As SOCs increase their use of artificial intelligence (AI), machine learning is also playing a role in detecting and halting DDoS attacks. But if threat actors figure out the algorithms used, they can strip away defenses. Because no security tool or technique is completely ironclad on its own, organizations should develop an incident response plan to ensure backup services kick in and damages remain minimal if their business is targeted.

More from Intelligence & Analytics

The 13 Costliest Cyberattacks of 2022: Looking Back

2022 has shaped up to be a pricey year for victims of cyberattacks. Cyberattacks continue to target critical infrastructures such as health systems, small government agencies and educational institutions. Ransomware remains a popular attack method for large and small targets alike. While organizations may choose not to disclose the costs associated with a cyberattack, the loss of consumer trust will always be a risk after any significant attack. Let’s look at the 13 costliest cyberattacks of the past year and…

What Can We Learn From Recent Cyber History?

The Center for Strategic and International Studies compiled a list of significant cyber incidents dating back to 2003. Compiling attacks on government agencies, defense and high-tech companies or economic crimes with losses of more than a million dollars, this list reveals broader trends in cybersecurity for the past two decades. And, of course, there are the headline breaches and supply chain attacks to consider. Over recent years, what lessons can we learn from our recent history — and what projections…

When Logs Are Out, Enhanced Analytics Stay In

I was talking to an analyst firm the other day. They told me that a lot of organizations purchase a security information and event management (SIEM) solution and then “place it on the shelf.” “Why would they do that?” I asked. I spent the majority of my career in hardware — enterprise hardware, cloud hardware, and just recently made the jump to security software, hence my question. “Because SIEMs are hard to use. A SIEM purchase is just a checked…

4 Most Common Cyberattack Patterns from 2022

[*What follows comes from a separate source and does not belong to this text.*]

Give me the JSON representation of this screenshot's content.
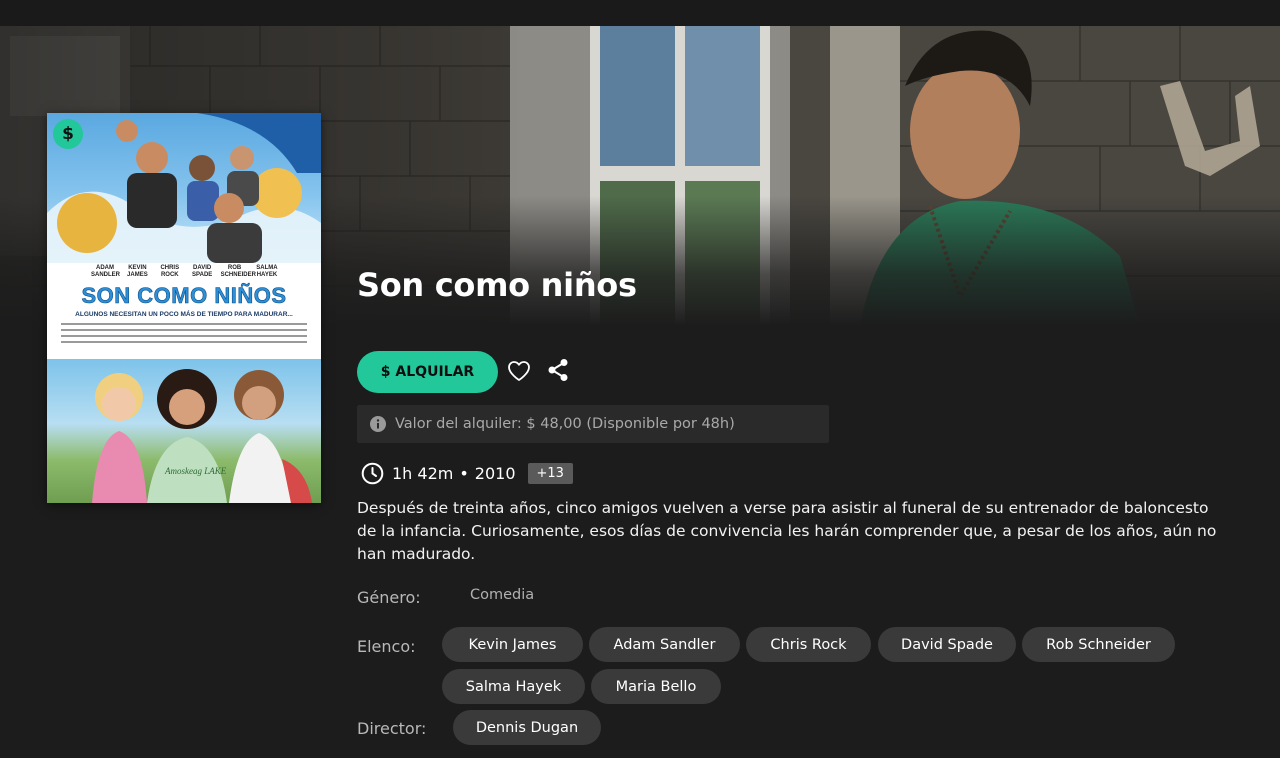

As 2022 comes to an end, cybersecurity teams globally are taking the opportunity to reflect on the past 12 months and draw whatever conclusions and insights they can about the threat landscape. It has been a challenging year for security teams. A major conflict in Europe, a persistently remote workforce and a series of large-scale cyberattacks have all but guaranteed that 2022 was far from uneventful. In this article, we’ll round up some of the most common cyberattack patterns we…